Miami Gardens held a groundbreaking ceremony for a new municipal complex, Thursday, July 12, in Miami Gardens. The facility will house city hall, the council chamber, and the police headquarters.
The city of Miami Gardens will honor its first mayor and one of its first councilmembers by naming the new city hall and police department in their honor.
Last week, Miami Gardens hosted a groundbreaking for the new, environmentally friendly city hall, named in honor of Mayor Shirley Gibson, and the new police department, named in honor of Vice Mayor Aaron Campbell Jr.
Campbell said he was pleasantly surprised when Miami Gardens Councilman Oliver Gilbert presented the resolution to name the police department in his honor at a city council meeting two months ago.
“It’s a wonderful feeling,” Campbell said. “It’s something that I didn’t expect.”
The complex includes a three-story, 63,000-square-foot city hall building, as well as an 8,500-square-foot council chambers building and a 67,000-square-foot police department headquarters, as well as a parking garage.
Miami Gardens currently rents out space to house city employees and conduct city business.
The new buildings will save the city more than half a million dollars annually, said Campbell.
“The current building cost the city $600,000 thousand to $700,000 in rent,” said Campbell.
Miami Gardens chose Skanska construction to take on the $42 million project. Project executive Steve Williams said the project will be LEED Platinum certified. Leadership in Energy and Environmental Design (LEED) is a rating system for the design, construction and operation of high-performance green buildings, homes and neighborhoods. Platinum is the highest LEED rating.
“That means we will have more elements of a green building in this project,” Williams said.
Williams said in the long run, tax payers will save money because of the energy conserving provisions such as a system that will reuse rain water for irrigation, solar panels for energy and the use of LED fixtures instead of florescent lighting.
“Many of the products being used are recycled products,” he said.
Gibson, who leaves office this year due to term limits, was beaming at the July 12 ground-breaking ceremony for the project.
The mayor, who helped spearhead the incorporation effort, said the free-standing city hall is a major milestones for Miami Gardens.

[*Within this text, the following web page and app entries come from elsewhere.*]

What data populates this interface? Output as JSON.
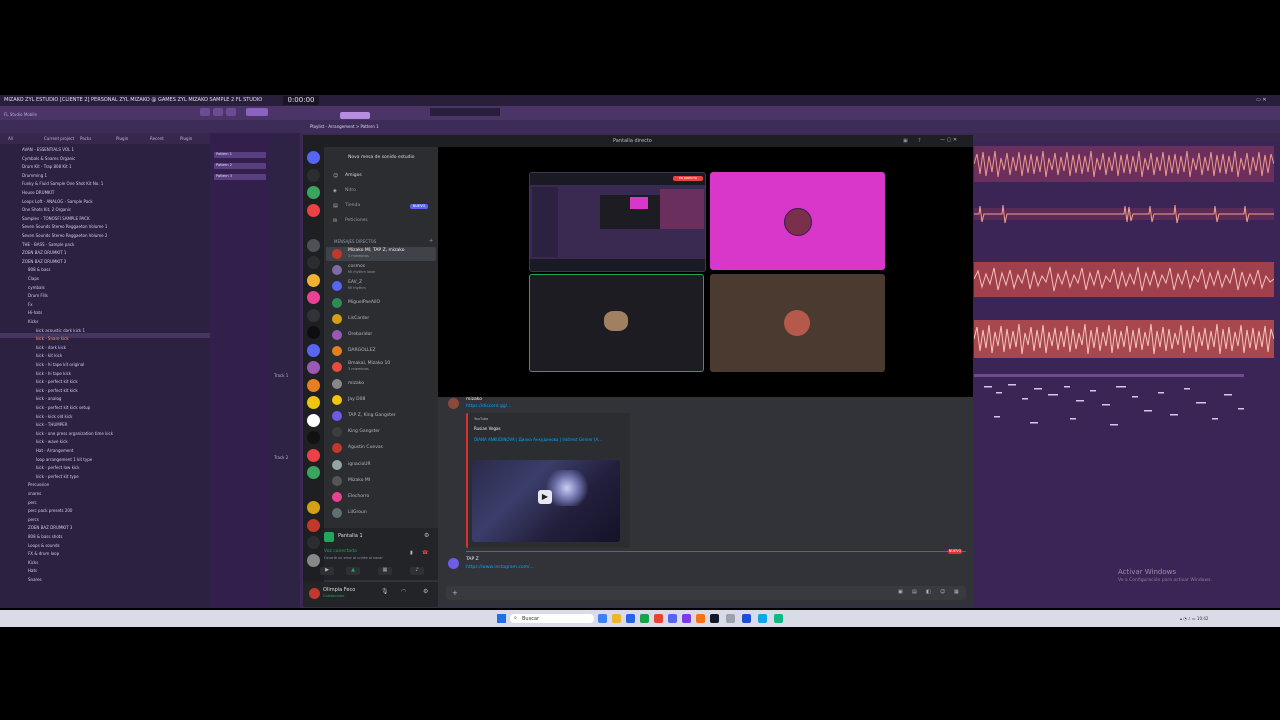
{
  "fl_studio": {
    "title": "MIZAKO ZYL ESTUDIO [CLIENTE 2] PERSONAL ZYL MIZAKO @ GAMES ZYL MIZAKO SAMPLE 2 FL STUDIO",
    "time_display": "0:00:00",
    "hint_text": "FL Studio Mobile",
    "playlist_label": "Playlist - Arrangement > Pattern 1",
    "browser_tabs": [
      "All",
      "Current project",
      "Packs",
      "Plugin",
      "Recent",
      "Plugin"
    ],
    "browser_items": [
      "AVAN - ESSENTIALS VOL 1",
      "Cymbals & Snares Organic",
      "Drum Kit - Trap 808 Kit 1",
      "Drumming 1",
      "Funky & Fluid Sample One Shot Kit No. 1",
      "House DRUMKIT",
      "Loops Loft - ANALOG - Sample Pack",
      "One Shots Kit, 2 Organic",
      "Samples - TONOSFI SAMPLE PACK",
      "Seven Sounds Stereo Reggaeton Volume 1",
      "Seven Sounds Stereo Reggaeton Volume 2",
      "THE - BASS - Sample pack",
      "ZOEN BAZ DRUMKIT 1",
      "ZOEN BAZ DRUMKIT 2",
      "808 & bass",
      "Claps",
      "cymbals",
      "Drum Fills",
      "Fx",
      "Hi-hats",
      "Kicks",
      "kick acoustic dark kick 1",
      "kick - Snare kick",
      "kick - dark kick",
      "kick - kit kick",
      "kick - hi tape kit original",
      "kick - hi tape kick",
      "kick - perfect kit kick",
      "kick - perfect kit kick",
      "kick - analog",
      "kick - perfect kit kick setup",
      "kick - kick old kick",
      "kick - THUMPER",
      "kick - one press organization time kick",
      "kick - wave kick",
      "Hat - Arrangement",
      "loop arrangement 1 kit type",
      "kick - perfect low kick",
      "kick - perfect kit type",
      "Percussion",
      "snares",
      "perc",
      "perc pack presets 200",
      "percs",
      "ZOEN BAZ DRUMKIT 3",
      "808 & bass shots",
      "Loops & sounds",
      "FX & drum loop",
      "Kicks",
      "Hats",
      "Snares"
    ],
    "selected_browser_index": 22,
    "channel_blocks": [
      "Pattern 1",
      "Pattern 2",
      "Pattern 3"
    ],
    "track_labels": [
      "Track 1",
      "Track 2"
    ],
    "activate_windows": {
      "title": "Activar Windows",
      "subtitle": "Ve a Configuración para activar Windows."
    }
  },
  "discord": {
    "window_title": "Pantalla directo",
    "server_name": "Nova mesa de sonido estudio",
    "top_channels": [
      "Amigos",
      "Nitro",
      "Tienda",
      "Peticiones"
    ],
    "nitro_badge": "NUEVO",
    "dm_header": "MENSAJES DIRECTOS",
    "dm_list": [
      {
        "name": "Mizako MI, TAP Z, mizako",
        "sub": "3 miembros",
        "color": "#c0392b"
      },
      {
        "name": "cosmos",
        "sub": "Mi rhythm lover",
        "color": "#7f6aa8"
      },
      {
        "name": "EAV_Z",
        "sub": "Mi rhythm",
        "color": "#5865f2"
      },
      {
        "name": "MiguelPaeAllO",
        "sub": "",
        "color": "#2e8b57"
      },
      {
        "name": "LisCardor",
        "sub": "",
        "color": "#d4a017"
      },
      {
        "name": "Orebaridor",
        "sub": "",
        "color": "#9b59b6"
      },
      {
        "name": "DARGOLLEZ",
        "sub": "",
        "color": "#e67e22"
      },
      {
        "name": "Bmakal, Mizako 10",
        "sub": "3 miembros",
        "color": "#e74c3c"
      },
      {
        "name": "mizako",
        "sub": "",
        "color": "#888888"
      },
      {
        "name": "Jay D08",
        "sub": "",
        "color": "#f1c40f"
      },
      {
        "name": "TAP Z, King Gangster",
        "sub": "",
        "color": "#6c5ce7"
      },
      {
        "name": "King Gangster",
        "sub": "",
        "color": "#3d3d3d"
      },
      {
        "name": "Agustin Cuevas",
        "sub": "",
        "color": "#c0392b"
      },
      {
        "name": "ignacioUR",
        "sub": "",
        "color": "#95a5a6"
      },
      {
        "name": "Mizako MI",
        "sub": "",
        "color": "#555555"
      },
      {
        "name": "Elechorro",
        "sub": "",
        "color": "#e84393"
      },
      {
        "name": "LilGroun",
        "sub": "",
        "color": "#636e72"
      }
    ],
    "voice": {
      "channel": "Pantalla 1",
      "status": "Voz conectada",
      "sub": "Ocurrió un error al unirte al canal"
    },
    "user": {
      "name": "Olimpia Feco",
      "status": "Colaborador"
    },
    "live_badge": "EN DIRECTO",
    "chat": {
      "author": "mizako",
      "link": "https://discord.gg/...",
      "embed_site": "YouTube",
      "embed_author": "Rusian Vegas",
      "embed_title": "DIANA ANKUDINOVA | Диана Анкудинова | Inktrest Genrer (A...",
      "second_author": "TAP Z",
      "second_link": "https://www.instagram.com/...",
      "new_badge": "NUEVO"
    },
    "colors": {
      "accent": "#5865f2",
      "danger": "#e23030",
      "online": "#23a55a",
      "tile_pink": "#d837c9",
      "tile_brown": "#4a3a30"
    }
  },
  "taskbar": {
    "search": "Buscar",
    "tray_time": "10:42"
  }
}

The project is expected to be finished by June 2013. The municipality was incorporated in 2003. “
It takes a lot of work that you don’t see to get to this point of a groundbreaking,” Gibson said in an interview with the city-contracted videographer. “It’s a great accomplishment when something you work on for years comes to fruition.”
Carletha Robinson, a resident of the city since, 1957, said the new city hall and police department will lift help improve the city’s image.
“I feel like it will make our city look more like a city,” Robinson said.